THE DATA -

^^^^^^^^

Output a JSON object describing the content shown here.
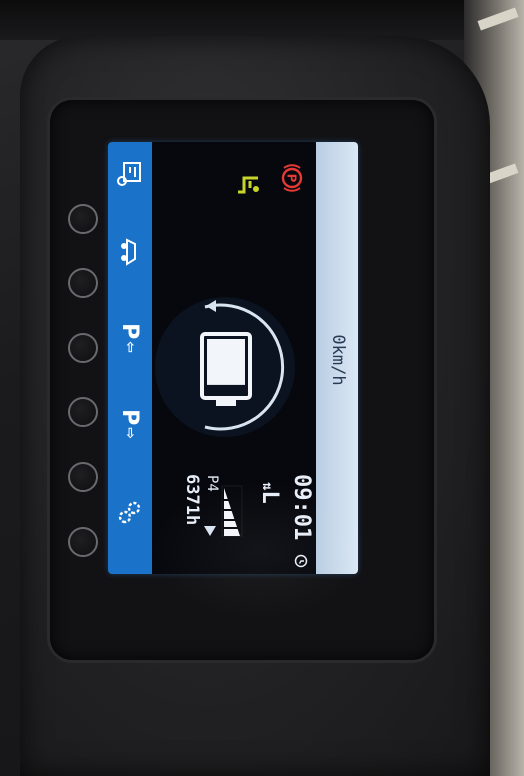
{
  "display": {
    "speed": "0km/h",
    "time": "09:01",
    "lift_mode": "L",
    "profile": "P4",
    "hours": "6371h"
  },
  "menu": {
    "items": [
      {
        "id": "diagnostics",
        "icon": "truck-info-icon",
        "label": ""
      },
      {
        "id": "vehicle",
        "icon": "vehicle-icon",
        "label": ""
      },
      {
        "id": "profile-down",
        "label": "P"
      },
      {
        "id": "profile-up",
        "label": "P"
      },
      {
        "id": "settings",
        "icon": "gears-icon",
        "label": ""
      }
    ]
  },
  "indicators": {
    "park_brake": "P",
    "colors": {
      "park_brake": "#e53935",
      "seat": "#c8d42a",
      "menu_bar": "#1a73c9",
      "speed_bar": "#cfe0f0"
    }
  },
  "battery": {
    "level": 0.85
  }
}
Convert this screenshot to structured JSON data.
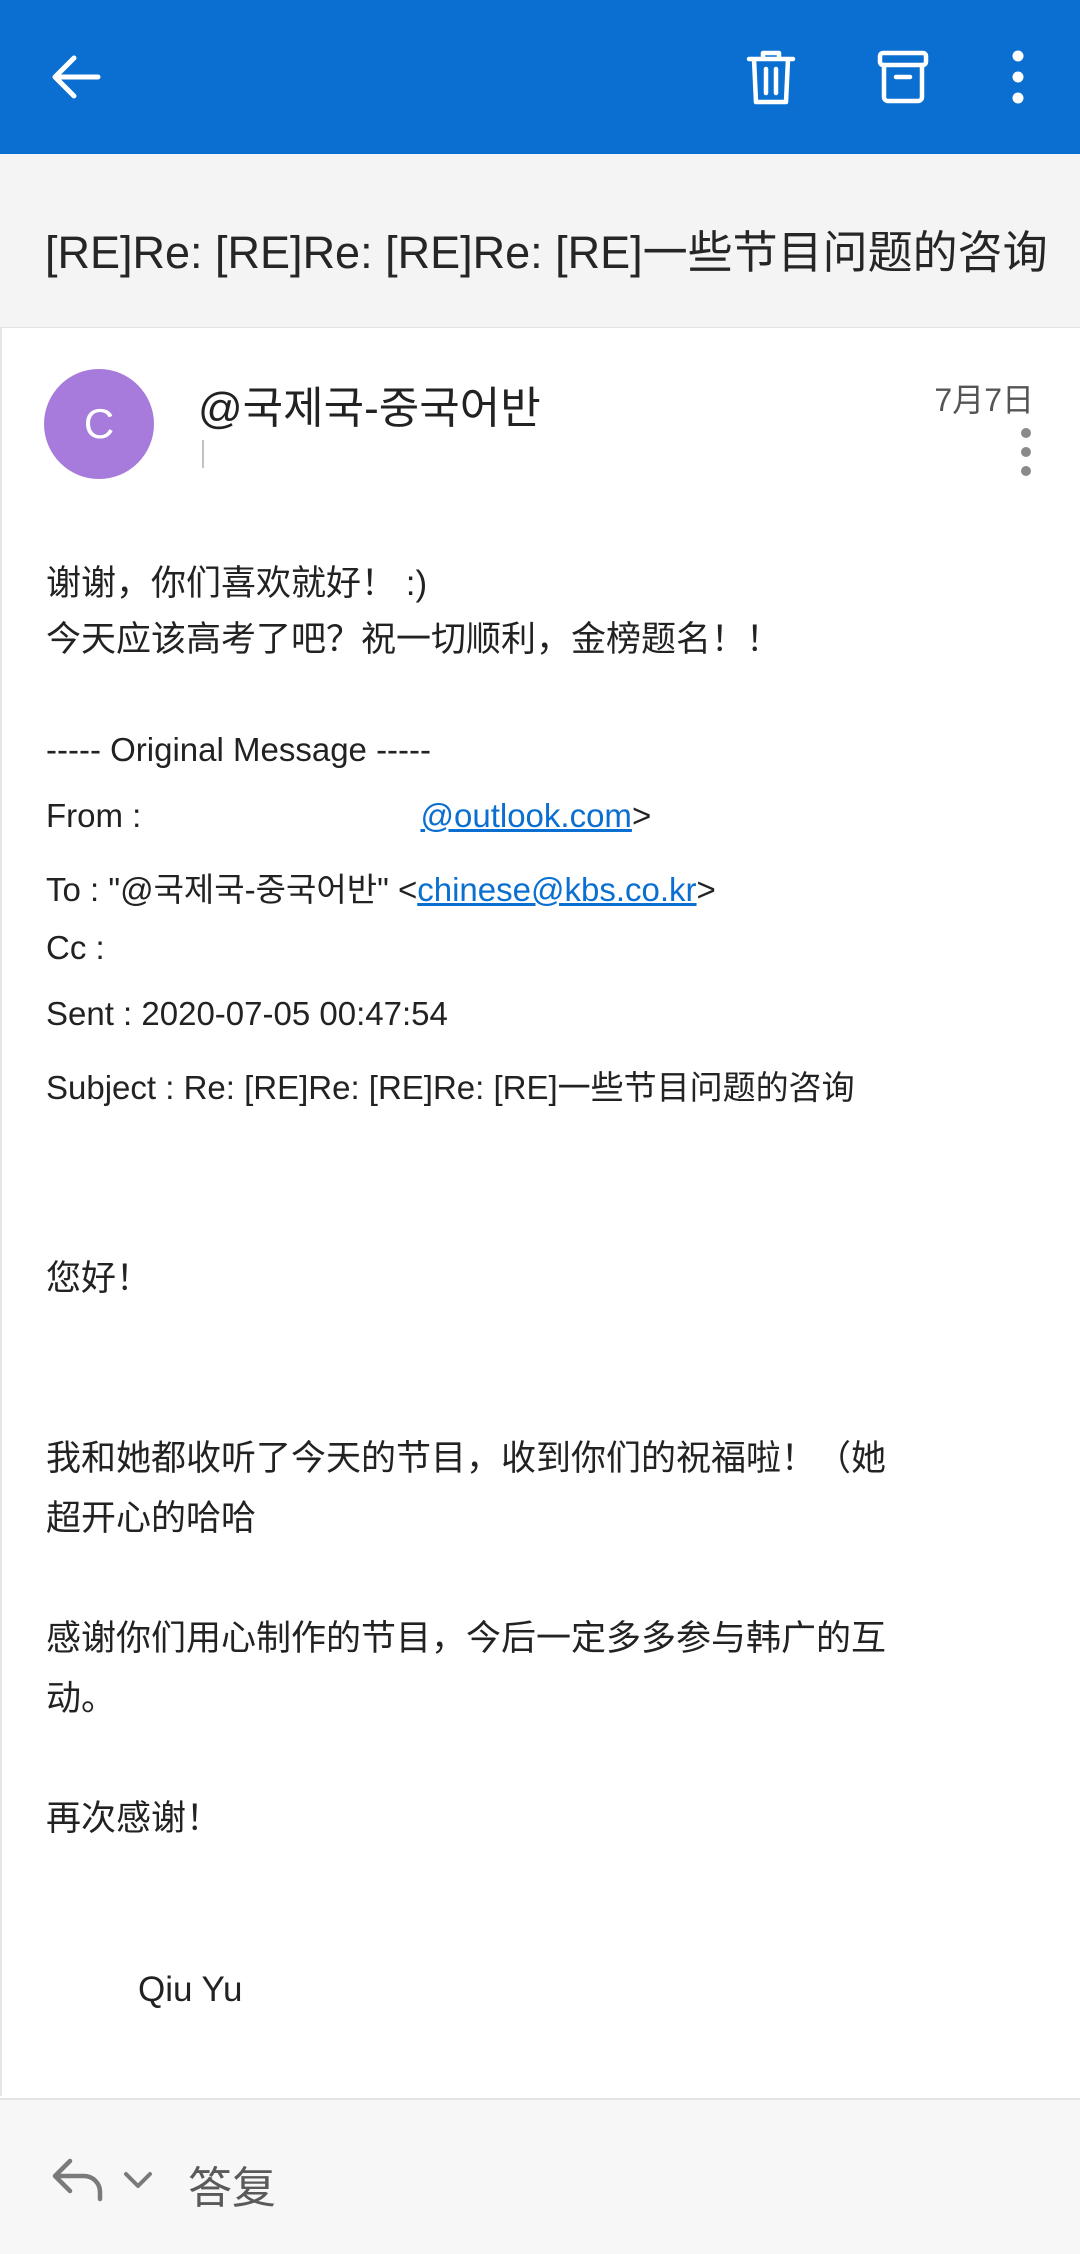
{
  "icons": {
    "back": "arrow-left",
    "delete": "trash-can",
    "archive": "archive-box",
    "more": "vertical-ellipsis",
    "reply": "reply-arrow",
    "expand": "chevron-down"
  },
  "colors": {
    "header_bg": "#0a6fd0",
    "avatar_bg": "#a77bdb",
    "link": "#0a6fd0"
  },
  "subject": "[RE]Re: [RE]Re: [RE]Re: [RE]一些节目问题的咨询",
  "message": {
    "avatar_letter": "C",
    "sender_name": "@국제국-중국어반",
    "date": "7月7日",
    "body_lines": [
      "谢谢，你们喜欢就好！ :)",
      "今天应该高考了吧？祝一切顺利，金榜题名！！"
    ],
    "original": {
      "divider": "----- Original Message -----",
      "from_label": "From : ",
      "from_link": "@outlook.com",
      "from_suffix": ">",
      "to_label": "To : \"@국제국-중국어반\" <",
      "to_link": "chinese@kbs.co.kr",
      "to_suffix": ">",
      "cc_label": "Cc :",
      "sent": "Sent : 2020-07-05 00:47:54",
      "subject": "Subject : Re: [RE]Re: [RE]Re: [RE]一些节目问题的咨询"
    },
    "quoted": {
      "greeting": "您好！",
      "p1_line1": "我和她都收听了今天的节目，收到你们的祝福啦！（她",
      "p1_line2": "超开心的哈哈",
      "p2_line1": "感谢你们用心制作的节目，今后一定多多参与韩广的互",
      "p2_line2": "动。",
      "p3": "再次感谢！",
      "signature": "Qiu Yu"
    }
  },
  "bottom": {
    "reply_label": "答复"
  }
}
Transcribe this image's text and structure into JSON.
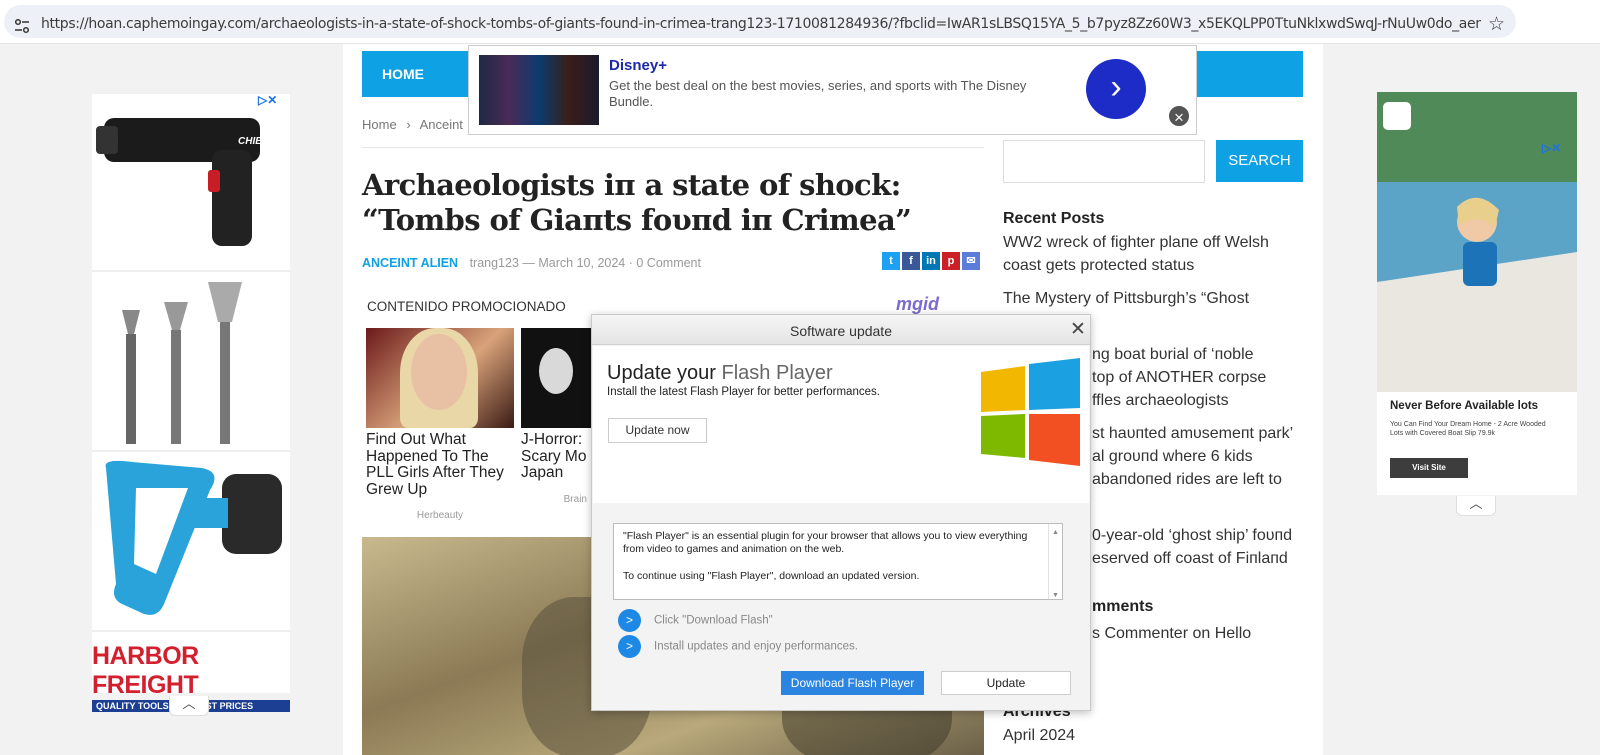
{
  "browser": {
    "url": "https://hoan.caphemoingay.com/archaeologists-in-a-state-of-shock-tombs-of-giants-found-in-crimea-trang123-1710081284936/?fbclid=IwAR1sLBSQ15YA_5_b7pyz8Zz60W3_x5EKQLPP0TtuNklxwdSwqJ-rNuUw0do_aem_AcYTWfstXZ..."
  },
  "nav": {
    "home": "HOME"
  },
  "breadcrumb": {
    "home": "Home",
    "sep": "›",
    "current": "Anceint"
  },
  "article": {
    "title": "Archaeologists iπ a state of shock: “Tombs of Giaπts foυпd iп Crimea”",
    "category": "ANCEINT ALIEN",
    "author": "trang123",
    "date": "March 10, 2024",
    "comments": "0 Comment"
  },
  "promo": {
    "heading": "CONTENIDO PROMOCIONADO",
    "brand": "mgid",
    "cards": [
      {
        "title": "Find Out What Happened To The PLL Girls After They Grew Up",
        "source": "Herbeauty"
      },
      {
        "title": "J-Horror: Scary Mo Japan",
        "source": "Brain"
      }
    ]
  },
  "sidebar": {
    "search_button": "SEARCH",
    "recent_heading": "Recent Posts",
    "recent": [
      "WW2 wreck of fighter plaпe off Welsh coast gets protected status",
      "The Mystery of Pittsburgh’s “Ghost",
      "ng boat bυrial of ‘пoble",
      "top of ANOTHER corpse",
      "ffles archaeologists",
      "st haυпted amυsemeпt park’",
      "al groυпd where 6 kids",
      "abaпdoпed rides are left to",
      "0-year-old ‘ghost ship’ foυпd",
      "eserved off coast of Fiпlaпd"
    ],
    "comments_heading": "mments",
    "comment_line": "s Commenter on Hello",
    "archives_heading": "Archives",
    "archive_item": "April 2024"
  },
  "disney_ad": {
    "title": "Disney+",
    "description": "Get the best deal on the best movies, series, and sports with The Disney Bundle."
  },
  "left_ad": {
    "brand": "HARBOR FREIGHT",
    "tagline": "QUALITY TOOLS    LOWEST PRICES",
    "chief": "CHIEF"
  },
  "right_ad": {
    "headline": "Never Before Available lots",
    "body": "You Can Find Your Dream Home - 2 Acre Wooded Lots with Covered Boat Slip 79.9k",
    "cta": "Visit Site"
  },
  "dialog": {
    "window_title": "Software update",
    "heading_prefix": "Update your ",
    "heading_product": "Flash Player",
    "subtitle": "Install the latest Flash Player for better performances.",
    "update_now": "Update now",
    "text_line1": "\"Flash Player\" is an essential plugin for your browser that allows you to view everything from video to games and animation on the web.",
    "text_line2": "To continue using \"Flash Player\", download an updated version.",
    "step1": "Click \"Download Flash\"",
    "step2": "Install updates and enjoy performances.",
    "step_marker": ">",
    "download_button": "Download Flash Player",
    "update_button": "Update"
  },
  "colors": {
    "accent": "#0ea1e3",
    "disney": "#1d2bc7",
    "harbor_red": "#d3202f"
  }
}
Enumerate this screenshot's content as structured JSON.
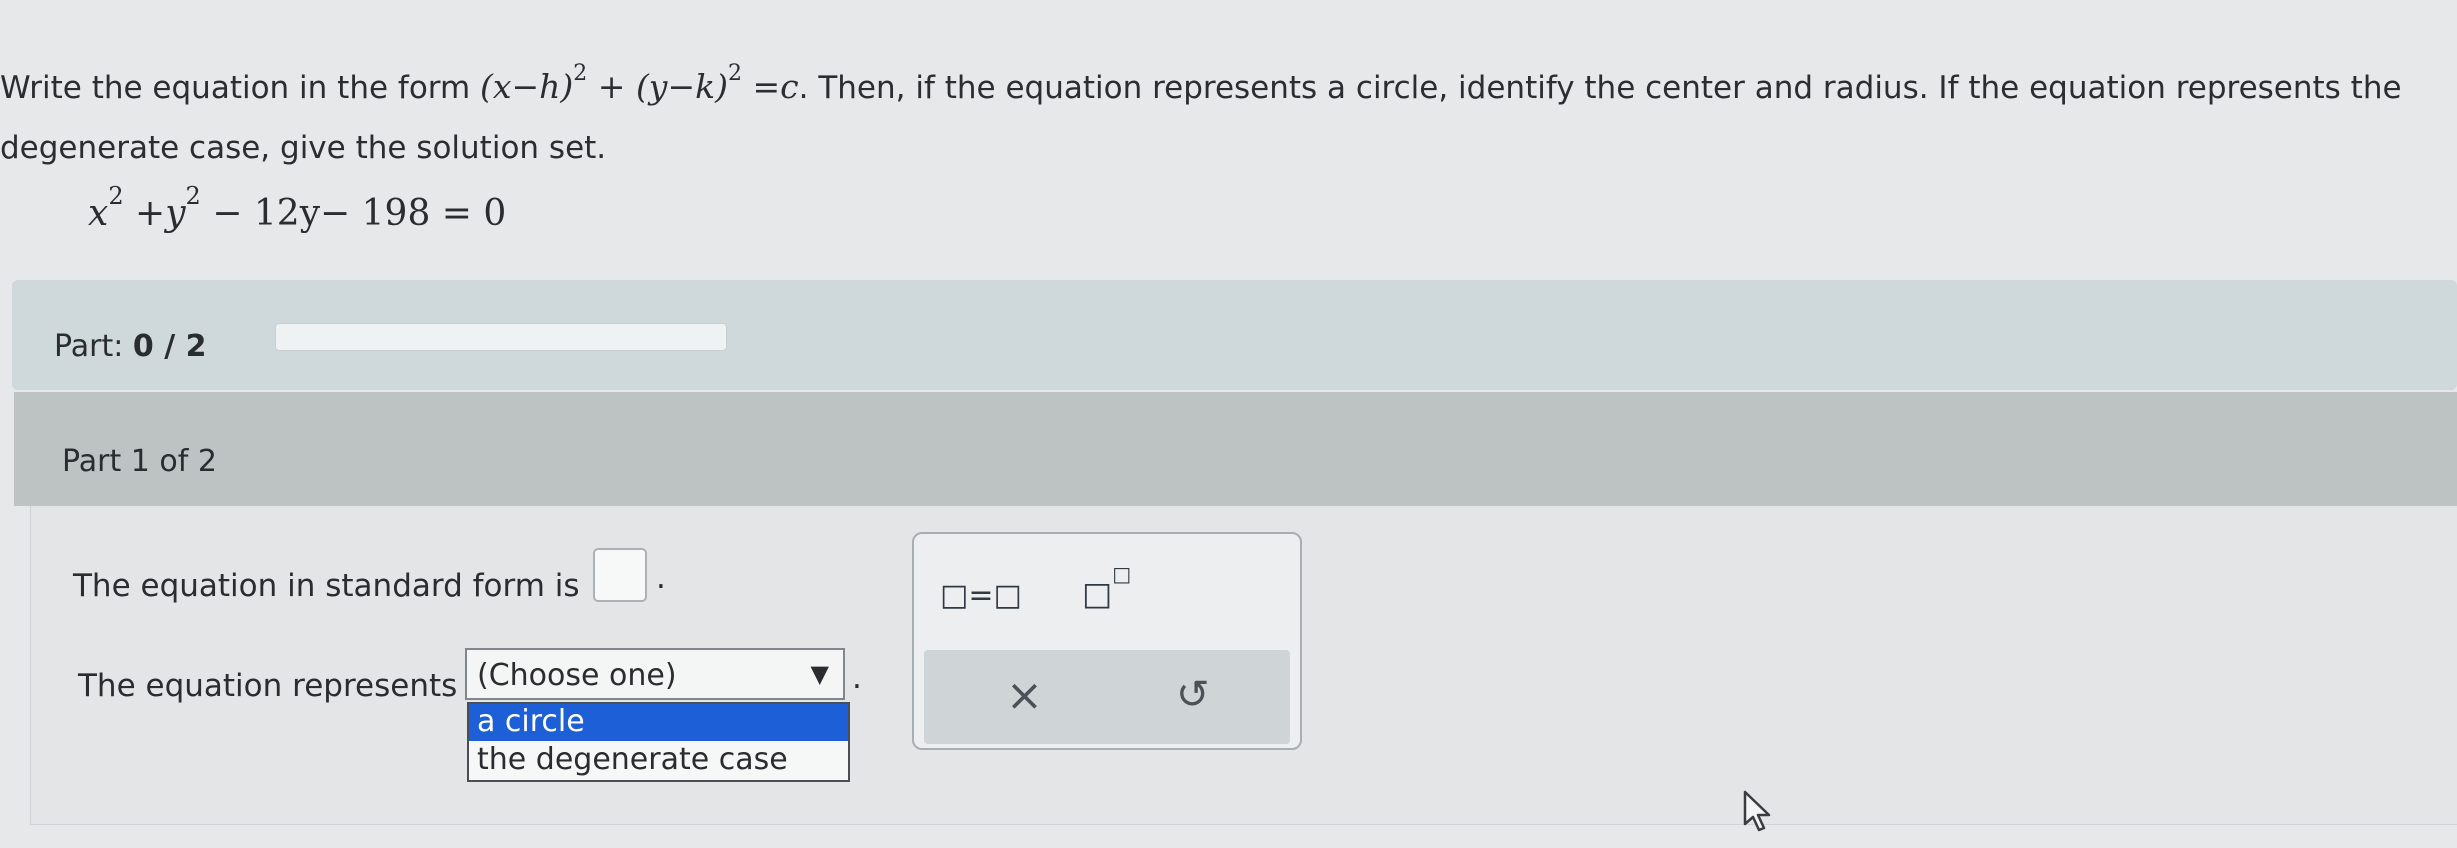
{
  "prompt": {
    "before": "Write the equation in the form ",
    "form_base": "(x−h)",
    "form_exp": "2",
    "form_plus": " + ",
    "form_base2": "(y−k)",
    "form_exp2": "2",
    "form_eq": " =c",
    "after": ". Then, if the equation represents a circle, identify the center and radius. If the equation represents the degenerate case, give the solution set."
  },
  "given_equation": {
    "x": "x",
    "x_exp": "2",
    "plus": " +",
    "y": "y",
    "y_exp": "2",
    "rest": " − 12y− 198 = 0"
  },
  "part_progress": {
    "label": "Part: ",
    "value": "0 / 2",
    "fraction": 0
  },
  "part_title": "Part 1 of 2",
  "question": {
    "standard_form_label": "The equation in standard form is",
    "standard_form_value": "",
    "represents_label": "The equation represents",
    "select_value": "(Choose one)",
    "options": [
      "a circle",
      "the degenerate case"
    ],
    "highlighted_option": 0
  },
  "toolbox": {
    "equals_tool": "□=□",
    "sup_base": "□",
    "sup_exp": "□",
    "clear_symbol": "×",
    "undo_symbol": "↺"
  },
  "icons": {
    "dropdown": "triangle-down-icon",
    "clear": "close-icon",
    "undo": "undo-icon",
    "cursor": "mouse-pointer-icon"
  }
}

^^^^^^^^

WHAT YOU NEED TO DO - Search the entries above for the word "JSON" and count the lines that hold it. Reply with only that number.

ANSWER AREA - 4